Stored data
+===+
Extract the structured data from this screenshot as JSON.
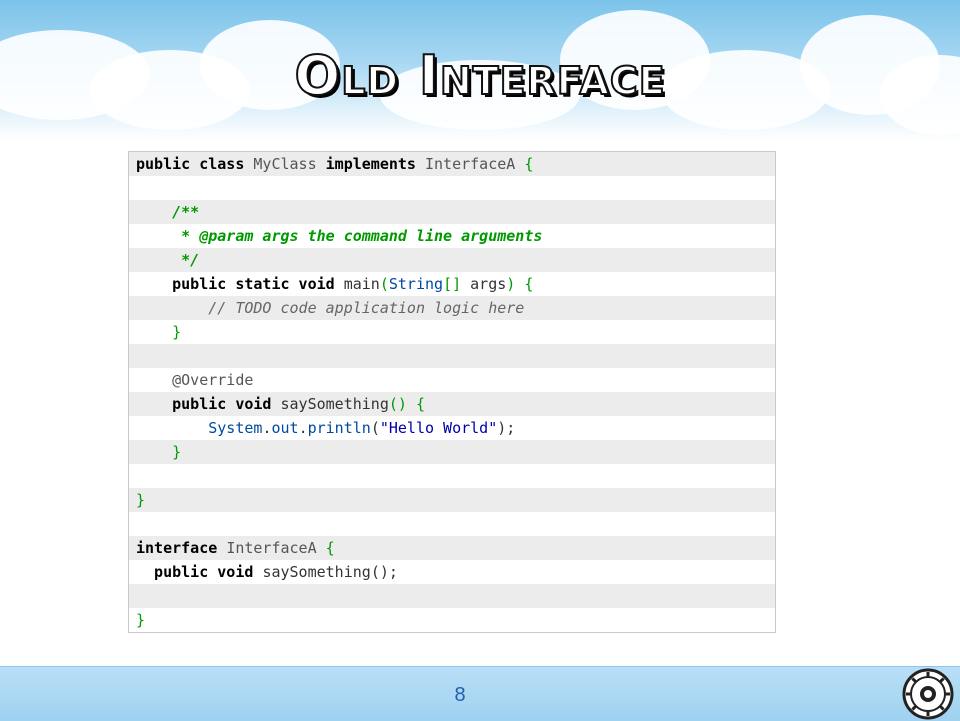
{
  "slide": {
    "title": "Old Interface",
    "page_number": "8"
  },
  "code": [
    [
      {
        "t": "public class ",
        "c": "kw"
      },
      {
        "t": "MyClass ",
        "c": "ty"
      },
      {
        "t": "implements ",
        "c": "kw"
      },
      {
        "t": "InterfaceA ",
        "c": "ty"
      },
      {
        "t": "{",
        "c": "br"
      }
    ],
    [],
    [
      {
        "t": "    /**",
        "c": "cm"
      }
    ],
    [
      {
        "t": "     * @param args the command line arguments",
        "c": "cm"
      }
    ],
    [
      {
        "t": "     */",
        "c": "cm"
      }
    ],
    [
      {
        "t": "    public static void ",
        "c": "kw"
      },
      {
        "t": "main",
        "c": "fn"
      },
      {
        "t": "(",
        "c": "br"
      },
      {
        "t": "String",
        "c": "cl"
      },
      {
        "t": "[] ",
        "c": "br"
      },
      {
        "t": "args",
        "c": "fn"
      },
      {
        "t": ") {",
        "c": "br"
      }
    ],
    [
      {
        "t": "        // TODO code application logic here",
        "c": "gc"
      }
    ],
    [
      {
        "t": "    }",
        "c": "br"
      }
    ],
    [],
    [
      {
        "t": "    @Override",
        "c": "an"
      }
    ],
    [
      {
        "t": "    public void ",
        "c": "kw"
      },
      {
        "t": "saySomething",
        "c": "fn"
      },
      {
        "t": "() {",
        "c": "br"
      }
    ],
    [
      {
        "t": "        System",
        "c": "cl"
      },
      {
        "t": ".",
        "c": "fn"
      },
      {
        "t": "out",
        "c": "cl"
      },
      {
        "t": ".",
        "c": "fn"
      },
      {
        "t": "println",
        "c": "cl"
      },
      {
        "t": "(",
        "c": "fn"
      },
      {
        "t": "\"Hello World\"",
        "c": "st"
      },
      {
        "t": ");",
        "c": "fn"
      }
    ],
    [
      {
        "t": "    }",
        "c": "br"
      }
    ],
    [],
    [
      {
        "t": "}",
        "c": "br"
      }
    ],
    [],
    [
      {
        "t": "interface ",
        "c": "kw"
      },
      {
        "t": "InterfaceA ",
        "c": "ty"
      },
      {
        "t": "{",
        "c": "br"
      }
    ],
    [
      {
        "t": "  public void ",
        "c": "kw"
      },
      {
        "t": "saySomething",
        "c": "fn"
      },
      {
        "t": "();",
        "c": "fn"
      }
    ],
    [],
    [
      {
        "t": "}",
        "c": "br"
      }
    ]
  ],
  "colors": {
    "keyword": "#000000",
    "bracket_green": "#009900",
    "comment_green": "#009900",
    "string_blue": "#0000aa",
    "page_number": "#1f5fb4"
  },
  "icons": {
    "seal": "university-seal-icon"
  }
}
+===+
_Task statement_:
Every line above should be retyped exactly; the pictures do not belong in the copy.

_Response to the task_:
Extract the structured data from this screenshot as JSON.
{
  "slide": {
    "title": "Old Interface",
    "page_number": "8"
  },
  "code": [
    [
      {
        "t": "public class ",
        "c": "kw"
      },
      {
        "t": "MyClass ",
        "c": "ty"
      },
      {
        "t": "implements ",
        "c": "kw"
      },
      {
        "t": "InterfaceA ",
        "c": "ty"
      },
      {
        "t": "{",
        "c": "br"
      }
    ],
    [],
    [
      {
        "t": "    /**",
        "c": "cm"
      }
    ],
    [
      {
        "t": "     * @param args the command line arguments",
        "c": "cm"
      }
    ],
    [
      {
        "t": "     */",
        "c": "cm"
      }
    ],
    [
      {
        "t": "    public static void ",
        "c": "kw"
      },
      {
        "t": "main",
        "c": "fn"
      },
      {
        "t": "(",
        "c": "br"
      },
      {
        "t": "String",
        "c": "cl"
      },
      {
        "t": "[] ",
        "c": "br"
      },
      {
        "t": "args",
        "c": "fn"
      },
      {
        "t": ") {",
        "c": "br"
      }
    ],
    [
      {
        "t": "        // TODO code application logic here",
        "c": "gc"
      }
    ],
    [
      {
        "t": "    }",
        "c": "br"
      }
    ],
    [],
    [
      {
        "t": "    @Override",
        "c": "an"
      }
    ],
    [
      {
        "t": "    public void ",
        "c": "kw"
      },
      {
        "t": "saySomething",
        "c": "fn"
      },
      {
        "t": "() {",
        "c": "br"
      }
    ],
    [
      {
        "t": "        System",
        "c": "cl"
      },
      {
        "t": ".",
        "c": "fn"
      },
      {
        "t": "out",
        "c": "cl"
      },
      {
        "t": ".",
        "c": "fn"
      },
      {
        "t": "println",
        "c": "cl"
      },
      {
        "t": "(",
        "c": "fn"
      },
      {
        "t": "\"Hello World\"",
        "c": "st"
      },
      {
        "t": ");",
        "c": "fn"
      }
    ],
    [
      {
        "t": "    }",
        "c": "br"
      }
    ],
    [],
    [
      {
        "t": "}",
        "c": "br"
      }
    ],
    [],
    [
      {
        "t": "interface ",
        "c": "kw"
      },
      {
        "t": "InterfaceA ",
        "c": "ty"
      },
      {
        "t": "{",
        "c": "br"
      }
    ],
    [
      {
        "t": "  public void ",
        "c": "kw"
      },
      {
        "t": "saySomething",
        "c": "fn"
      },
      {
        "t": "();",
        "c": "fn"
      }
    ],
    [],
    [
      {
        "t": "}",
        "c": "br"
      }
    ]
  ],
  "colors": {
    "keyword": "#000000",
    "bracket_green": "#009900",
    "comment_green": "#009900",
    "string_blue": "#0000aa",
    "page_number": "#1f5fb4"
  },
  "icons": {
    "seal": "university-seal-icon"
  }
}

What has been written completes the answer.